“I think I have to just look at myself and take responsibility for that,” he said Friday, per The Athletic. “I think this year, regardless of who I’m playing with, whether it’s [Marian Hossa] or anybody else, I think the two of us will definitely want to have a comeback year and just have fun and play with some excitement and play loose and let that offense come to us the way it didn’t quite last year. I think we were fighting it a little bit for a while there.”

It’s arguably the biggest question the Blackhawks are facing this season — who will play with Toews? One has to assume that head coach Joel Quenneville will keep Patrick Kane, Artem Anisimov and Artemi Panarin together. And 37-year-old Hossa may be best-suited for a third-line role now.

Richard Panik is a candidate for the left side; the ‘Hawks are very high on him. As for the right, if it’s not Hossa, a youngster like Nick Schmaltz or Vince Hinostroza could get a shot.

It will be worth watching, because if nothing clicks then GM Stan Bowman may be forced to act before the trade deadline.

In 2015-16, Toews spent most of his time at five-on-five with Hossa.

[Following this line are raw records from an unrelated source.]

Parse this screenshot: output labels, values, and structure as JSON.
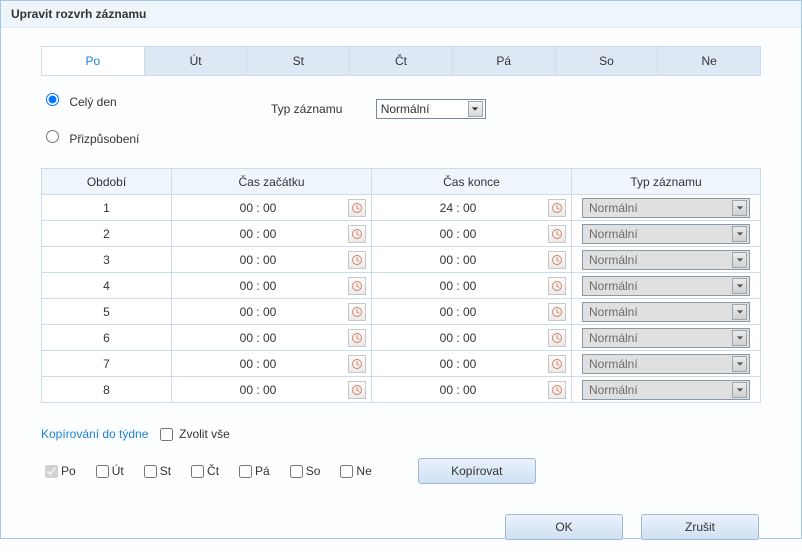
{
  "title": "Upravit rozvrh záznamu",
  "tabs": [
    "Po",
    "Út",
    "St",
    "Čt",
    "Pá",
    "So",
    "Ne"
  ],
  "activeTab": 0,
  "radios": {
    "all_day": "Celý den",
    "custom": "Přizpůsobení",
    "selected": "all_day"
  },
  "type_label": "Typ záznamu",
  "type_value": "Normální",
  "columns": {
    "period": "Období",
    "start": "Čas začátku",
    "end": "Čas konce",
    "type": "Typ záznamu"
  },
  "rows": [
    {
      "period": "1",
      "start": "00 : 00",
      "end": "24 : 00",
      "type": "Normální"
    },
    {
      "period": "2",
      "start": "00 : 00",
      "end": "00 : 00",
      "type": "Normální"
    },
    {
      "period": "3",
      "start": "00 : 00",
      "end": "00 : 00",
      "type": "Normální"
    },
    {
      "period": "4",
      "start": "00 : 00",
      "end": "00 : 00",
      "type": "Normální"
    },
    {
      "period": "5",
      "start": "00 : 00",
      "end": "00 : 00",
      "type": "Normální"
    },
    {
      "period": "6",
      "start": "00 : 00",
      "end": "00 : 00",
      "type": "Normální"
    },
    {
      "period": "7",
      "start": "00 : 00",
      "end": "00 : 00",
      "type": "Normální"
    },
    {
      "period": "8",
      "start": "00 : 00",
      "end": "00 : 00",
      "type": "Normální"
    }
  ],
  "copy": {
    "label": "Kopírování do týdne",
    "select_all": "Zvolit vše",
    "days": [
      {
        "label": "Po",
        "checked": true
      },
      {
        "label": "Út",
        "checked": false
      },
      {
        "label": "St",
        "checked": false
      },
      {
        "label": "Čt",
        "checked": false
      },
      {
        "label": "Pá",
        "checked": false
      },
      {
        "label": "So",
        "checked": false
      },
      {
        "label": "Ne",
        "checked": false
      }
    ],
    "button": "Kopírovat"
  },
  "buttons": {
    "ok": "OK",
    "cancel": "Zrušit"
  }
}
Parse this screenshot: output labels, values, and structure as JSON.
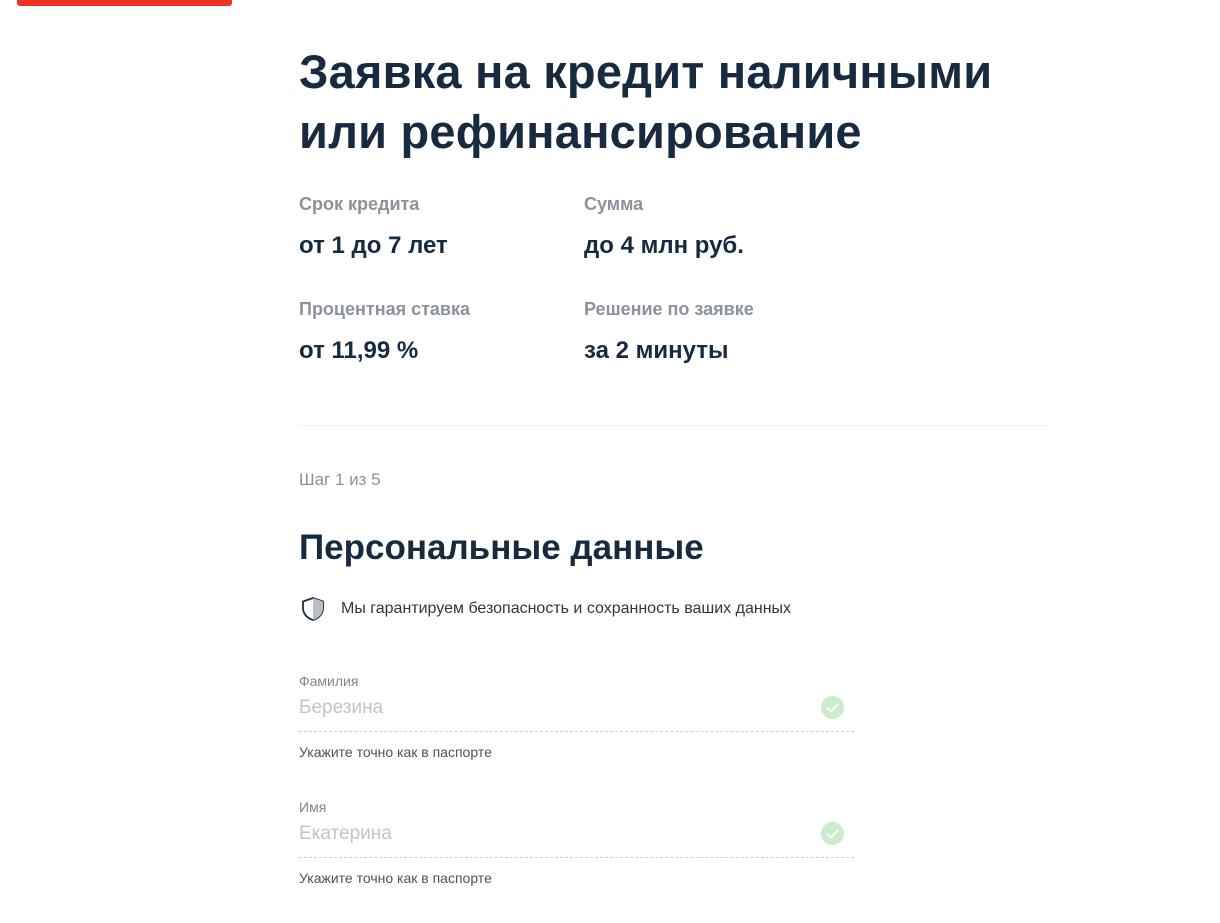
{
  "header": {
    "accent_color": "#ef3124"
  },
  "page": {
    "title_line1": "Заявка на кредит наличными",
    "title_line2": "или рефинансирование"
  },
  "params": [
    {
      "label": "Срок кредита",
      "value": "от 1 до 7 лет"
    },
    {
      "label": "Сумма",
      "value": "до 4 млн руб."
    },
    {
      "label": "Процентная ставка",
      "value": "от 11,99 %"
    },
    {
      "label": "Решение по заявке",
      "value": "за 2 минуты"
    }
  ],
  "form": {
    "step": "Шаг 1 из 5",
    "section_title": "Персональные данные",
    "security_icon": "shield-icon",
    "security_text": "Мы гарантируем безопасность и сохранность ваших данных",
    "fields": [
      {
        "label": "Фамилия",
        "value": "Березина",
        "hint": "Укажите точно как в паспорте",
        "status_icon": "check-circle-icon"
      },
      {
        "label": "Имя",
        "value": "Екатерина",
        "hint": "Укажите точно как в паспорте",
        "status_icon": "check-circle-icon"
      }
    ]
  },
  "colors": {
    "heading": "#172a3f",
    "muted": "#8a929b",
    "valid_check_bg": "#c8eccd"
  }
}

His next three most common linemates were Andrew Shaw, Teuvo Teravainen, and Andrew Ladd, all no longer with the ‘Hawks.

Related: Opportunity is knocking for Blackhawks prospects